Mount Bromo is one of the country’s most iconic mountains and one of the most accessible, too. A trek through the night to catch the sunrise over the ethereal landscape is simply not to be missed. Other volcanoes on Java are Mount Merbabu and the Ijen Crater and there are plenty of other volcanic islands such as Mount Sinabung, Sumatra or Mount Batur in Bali.
Despite being one of the smaller islands, Bali is one of the most renowned Indonesian destinations. Ubud is famed for its spiritual dimensions as well as lush rice fields and temples aplenty. The setting of the Balinese section of Eat, Pray, Love should give you an idea of the unparalleled beauty of this place.
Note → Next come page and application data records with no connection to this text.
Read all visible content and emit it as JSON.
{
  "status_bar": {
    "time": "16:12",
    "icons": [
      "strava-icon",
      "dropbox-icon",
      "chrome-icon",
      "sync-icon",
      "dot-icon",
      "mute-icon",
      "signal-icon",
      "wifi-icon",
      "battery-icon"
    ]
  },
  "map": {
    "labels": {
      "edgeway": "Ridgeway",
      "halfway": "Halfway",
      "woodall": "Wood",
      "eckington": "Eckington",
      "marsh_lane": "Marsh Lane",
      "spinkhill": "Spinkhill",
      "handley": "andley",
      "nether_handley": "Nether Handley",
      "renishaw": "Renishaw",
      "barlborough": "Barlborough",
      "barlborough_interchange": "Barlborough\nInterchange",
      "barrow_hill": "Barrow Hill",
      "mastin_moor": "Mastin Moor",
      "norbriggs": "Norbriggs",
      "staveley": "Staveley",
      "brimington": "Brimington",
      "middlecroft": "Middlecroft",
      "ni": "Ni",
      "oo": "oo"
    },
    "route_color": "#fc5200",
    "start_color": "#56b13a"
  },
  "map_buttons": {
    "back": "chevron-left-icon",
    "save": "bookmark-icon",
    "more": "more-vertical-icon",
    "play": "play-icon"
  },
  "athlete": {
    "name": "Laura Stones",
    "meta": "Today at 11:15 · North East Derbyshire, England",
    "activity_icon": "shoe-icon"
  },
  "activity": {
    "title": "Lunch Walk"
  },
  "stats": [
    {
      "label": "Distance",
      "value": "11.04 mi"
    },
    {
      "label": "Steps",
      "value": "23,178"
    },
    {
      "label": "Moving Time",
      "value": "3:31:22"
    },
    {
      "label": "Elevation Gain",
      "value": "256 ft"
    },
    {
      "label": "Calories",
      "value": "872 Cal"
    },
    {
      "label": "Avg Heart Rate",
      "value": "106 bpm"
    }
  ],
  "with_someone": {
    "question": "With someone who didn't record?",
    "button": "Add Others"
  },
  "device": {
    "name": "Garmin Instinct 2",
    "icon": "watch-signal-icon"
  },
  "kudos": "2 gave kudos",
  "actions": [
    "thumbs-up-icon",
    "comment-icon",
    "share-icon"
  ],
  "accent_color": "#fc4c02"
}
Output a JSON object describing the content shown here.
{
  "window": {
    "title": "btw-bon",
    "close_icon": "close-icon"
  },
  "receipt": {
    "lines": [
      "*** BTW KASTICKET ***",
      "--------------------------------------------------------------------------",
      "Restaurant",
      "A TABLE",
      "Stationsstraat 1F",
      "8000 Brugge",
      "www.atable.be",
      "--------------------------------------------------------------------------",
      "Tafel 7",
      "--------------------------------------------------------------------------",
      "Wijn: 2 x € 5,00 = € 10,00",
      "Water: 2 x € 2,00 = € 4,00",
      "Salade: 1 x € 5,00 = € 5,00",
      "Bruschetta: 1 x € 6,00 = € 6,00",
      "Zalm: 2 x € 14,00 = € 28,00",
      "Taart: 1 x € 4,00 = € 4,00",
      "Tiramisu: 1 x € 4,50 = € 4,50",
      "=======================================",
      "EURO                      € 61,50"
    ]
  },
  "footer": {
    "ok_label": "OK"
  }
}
If you are looking to escape the hustle and bustle of the south, travel up to the north of Bali for a slower pace of life. Visit Lovina for seeing dolphins, relaxing in hot springs, visiting magnificent waterfalls including Banyumala and for the famous Instagram spot of Wanagiri Hidden Hills.
7. Visa-free Entry
Visitors from most countries can visit Indonesia visa-free. You will need to obtain a 60-day entry permit upon arrival for a small fee of around $30 USD/ but there is no need to visit an embassy before you set off on your adventure. They also charge a small departure tax so it’s worth keeping some money on hand if you want to avoid paying by card and charges incurred with this, though this may be included in your flight ticket.
Indonesia is famed for its cultural and religious diversity. Over 80% of the population is Muslim, with an array of other religions making up the remaining 20%.
Despite being only 2% of the population, the Hindu religion dominates the island and is visible in everything from architecture to sacred rituals – particularly in Bali.
Kalimantan is the Indonesian part of the breathtaking island of Borneo. The rainforest here is thought to be over 130 million years old and has an incredibly rich biodiversity and ecosystem. Adorned with over 420 species of birds alone, this island is also a refuge for endangered species including the Asian Elephant and the Bornean Clouded Leopard.
10. Food and drink
The diversity of food here is unrivalled anywhere in the world. Almost 18,000 islands all have specific, local dishes and variations on classics. As well as the more predictable curries and rice, other favourites are satay, fried noodles and fresh grilled fish.
Indulge in ayam goreng – fried chicken – or mei goreng or nasi goreng – fried noodles or rice, spicy sambals, and babi guling, Balinese roast port. Look out for street food like bakso, meatballs in a broth with noodles, gado-gado a vegetable salad with a peanut sauce or satay sticks of chicken or fish.
Vegetarianism is also commonplace here with many vegan restaurants popping up and their veggie burgers were very much ahead of the hipster curve.